95% of the World’s developers don’t have the skills or experience to work for a Series A (or later) company.
Most ideas (even the good ones) don’t make for sustainable businesses.
Like “Dave’s” (not his real name) who sat across from me at a cafe in Kyiv, nearly falling out of his chair with excitement. He was a very fit, middle-aged London banker who had an idea for an iOS app and had hired an outsourcing firm in Ukraine.
$150,000 into his yet-to-be-launched app, he kept saying “I’m certain.”
It doesn’t occur to many first-time product founders that success in this game is all about the team you have. Your ideas are for sh*t.
But here’s the dirty truth outsourcers don’t want the public to know:
Outsourcing is a grueling business that relies on tier B talent managing tier C talent, with 10% to 25% margins, and that doesn’t account for the constant churn as developers leave you for better-paying positions.
Almost every outsourcer I know is working on their own product, hoping one day to leave outsourcing. That’s why 99%+ of apps developed by outsourcers fail.
If outsourcers could build successful products, they wouldn’t be outsourcers.
Dave became upset when, instead of joining in his excitement, I told him “Dave, you’re a great guy but if I could short startups, you’d be first.”
I really got to work on my tact.
However, a few months later Dave sent me a Facebook message with the all too common, “John, I should’ve listened to you… hey can you meet up for coffee?”
What About Marketplaces That Attract Top Talent?
Marketplaces that allow anyone (like Dave) to become a customer do not attract top coders.
Why would top developers be looking to work for someone’s side-hustle idea when elite coders can make 3.5x more (with benefits) working for a VC-funded startup or an Amazon (which hires coders globally and lets most devs work from home)?
Nothing about the claims of online marketplaces (“Hire ex-Googlers to work!”) make logical sense.
Consistent Mini-Pivots Means Killing The Puppy. Often.
Too often founders or PMs hold onto an idea because they’re squeezing it slowly to death like a newly adopted puppy instead of quickly finding a new puppy that actually has product market fit.
Call it luck or psychotic determination, but both of my startups have had profitable exits and nearly all of my clients who I’ve been a growth advisor to have had: an IPO, a Series A investment, or been acquired.
When I think of why “luck” has been on my side, my belief is that it has to do with one core habit I’ve developed with my colleagues over two decades of building, advising and investing in new software projects that I call the CMP model:
Every successful project is a product of Consistent Mini-Pivots based on a relentless collection of data.
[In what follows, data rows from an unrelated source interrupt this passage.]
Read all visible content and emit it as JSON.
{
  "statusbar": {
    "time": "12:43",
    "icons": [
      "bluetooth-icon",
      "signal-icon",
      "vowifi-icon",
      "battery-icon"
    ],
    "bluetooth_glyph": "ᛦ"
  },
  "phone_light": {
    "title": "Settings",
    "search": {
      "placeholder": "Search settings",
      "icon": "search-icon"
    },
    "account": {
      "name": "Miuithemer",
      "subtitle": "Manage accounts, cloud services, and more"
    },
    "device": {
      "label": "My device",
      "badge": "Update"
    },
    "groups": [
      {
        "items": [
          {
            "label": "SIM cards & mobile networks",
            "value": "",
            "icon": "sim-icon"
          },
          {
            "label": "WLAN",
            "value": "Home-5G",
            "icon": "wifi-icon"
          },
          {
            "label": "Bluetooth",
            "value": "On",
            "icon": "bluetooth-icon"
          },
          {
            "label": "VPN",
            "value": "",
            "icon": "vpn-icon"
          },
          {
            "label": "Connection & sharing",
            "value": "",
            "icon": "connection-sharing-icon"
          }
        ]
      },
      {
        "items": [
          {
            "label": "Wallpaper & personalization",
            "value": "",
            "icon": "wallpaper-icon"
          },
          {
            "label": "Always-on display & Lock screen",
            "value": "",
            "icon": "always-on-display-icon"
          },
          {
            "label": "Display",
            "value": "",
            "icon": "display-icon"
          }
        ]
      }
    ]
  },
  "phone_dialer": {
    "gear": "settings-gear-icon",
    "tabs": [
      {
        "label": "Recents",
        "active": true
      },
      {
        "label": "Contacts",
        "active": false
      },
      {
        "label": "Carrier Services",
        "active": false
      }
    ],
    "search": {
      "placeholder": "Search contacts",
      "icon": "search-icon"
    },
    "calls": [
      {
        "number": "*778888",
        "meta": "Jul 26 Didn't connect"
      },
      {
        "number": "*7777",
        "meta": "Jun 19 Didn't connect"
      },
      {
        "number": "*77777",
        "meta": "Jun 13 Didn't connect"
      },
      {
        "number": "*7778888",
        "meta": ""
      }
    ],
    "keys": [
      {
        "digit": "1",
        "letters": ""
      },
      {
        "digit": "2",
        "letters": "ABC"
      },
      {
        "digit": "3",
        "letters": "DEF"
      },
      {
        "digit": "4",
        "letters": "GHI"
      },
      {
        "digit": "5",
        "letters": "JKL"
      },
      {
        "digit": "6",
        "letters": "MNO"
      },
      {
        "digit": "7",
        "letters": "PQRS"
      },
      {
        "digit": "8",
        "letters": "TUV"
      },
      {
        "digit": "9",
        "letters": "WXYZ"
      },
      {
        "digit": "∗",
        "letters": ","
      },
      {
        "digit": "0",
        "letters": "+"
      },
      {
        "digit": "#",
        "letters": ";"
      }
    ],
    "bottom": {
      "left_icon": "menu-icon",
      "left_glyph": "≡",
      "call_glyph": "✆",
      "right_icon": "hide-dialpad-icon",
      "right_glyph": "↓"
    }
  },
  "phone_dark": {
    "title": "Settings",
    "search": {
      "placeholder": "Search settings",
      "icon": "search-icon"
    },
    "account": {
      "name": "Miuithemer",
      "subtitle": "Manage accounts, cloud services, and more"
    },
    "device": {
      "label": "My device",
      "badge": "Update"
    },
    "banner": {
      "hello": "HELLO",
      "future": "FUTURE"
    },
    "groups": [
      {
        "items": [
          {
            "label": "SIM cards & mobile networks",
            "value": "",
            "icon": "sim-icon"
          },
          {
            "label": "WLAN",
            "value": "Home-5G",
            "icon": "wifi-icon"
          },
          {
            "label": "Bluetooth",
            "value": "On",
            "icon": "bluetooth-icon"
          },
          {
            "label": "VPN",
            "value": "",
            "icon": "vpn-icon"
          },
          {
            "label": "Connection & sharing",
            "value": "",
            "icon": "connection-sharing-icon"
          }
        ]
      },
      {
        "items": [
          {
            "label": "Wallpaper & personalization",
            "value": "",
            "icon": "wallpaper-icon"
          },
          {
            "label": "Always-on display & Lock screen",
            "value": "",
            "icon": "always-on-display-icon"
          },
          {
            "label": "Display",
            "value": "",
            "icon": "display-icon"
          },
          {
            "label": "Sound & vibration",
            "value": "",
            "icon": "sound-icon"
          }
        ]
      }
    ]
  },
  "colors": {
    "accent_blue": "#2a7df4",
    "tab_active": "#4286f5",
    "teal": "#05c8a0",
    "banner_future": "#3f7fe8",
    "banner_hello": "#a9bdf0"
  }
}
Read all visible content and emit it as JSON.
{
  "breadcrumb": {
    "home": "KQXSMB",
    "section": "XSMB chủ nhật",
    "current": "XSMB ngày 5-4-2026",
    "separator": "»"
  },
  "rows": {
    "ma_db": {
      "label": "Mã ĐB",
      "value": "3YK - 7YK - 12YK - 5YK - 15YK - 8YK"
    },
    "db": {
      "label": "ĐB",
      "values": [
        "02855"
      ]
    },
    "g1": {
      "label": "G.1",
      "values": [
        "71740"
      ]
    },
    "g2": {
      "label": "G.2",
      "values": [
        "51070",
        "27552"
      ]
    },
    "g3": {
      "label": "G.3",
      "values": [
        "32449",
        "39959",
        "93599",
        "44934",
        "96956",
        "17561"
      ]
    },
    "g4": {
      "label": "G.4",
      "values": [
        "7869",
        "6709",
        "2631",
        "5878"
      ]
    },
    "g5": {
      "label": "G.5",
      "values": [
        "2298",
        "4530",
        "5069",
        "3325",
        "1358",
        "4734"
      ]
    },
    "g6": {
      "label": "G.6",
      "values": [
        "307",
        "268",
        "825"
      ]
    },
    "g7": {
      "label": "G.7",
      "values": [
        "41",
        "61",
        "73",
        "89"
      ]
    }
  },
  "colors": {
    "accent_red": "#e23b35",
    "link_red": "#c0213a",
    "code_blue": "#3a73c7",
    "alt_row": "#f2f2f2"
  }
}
Too often I hear younger founders say something like, “We failed because of _______ but we learned a lot!”
I don’t believe failure is anything to celebrate. And most of the time I’ve seen that it could’ve been avoided with CMP.
At my first startup Five9 we were the David versus multiple Goliaths, so we had to come up with a 10x better product with a 3x better marketing strategy using the CMP model with our engineers and marketer.
Based on CMP grew from $0 to $10 Million in annual recurring revenues within 24 months. $20 Million in just 35 months. Quite frankly it felt easy, it was fun (while our competitors used words like “grinding,” to describe their lives).
It just happens that CMP is the exact opposite of how outsourcers operate profitably – they have to give you the cheapest developers for the highest price taking the most amount of shortcuts.
At DoctorBase (our second startup) we beat our direct competitor nearly 3:1 in sales even though they had raised 30x more than us. 30. X.
A very, very famous angel investor passed on investing in DoctorBase because he said “HealthXX has raised so much money we feel they will run away with the market.”
I printed his email and taped it to my laptop.
I removed it when we got acquired. The CEO of HealthXX and much of the founding management team quit.
They were in love with their idea, heck they had raised so much money from so many well-known VCs that they may have even been in love with themselves.
We were in love with the act of searching for product market fit.
CMP. It’s powerful.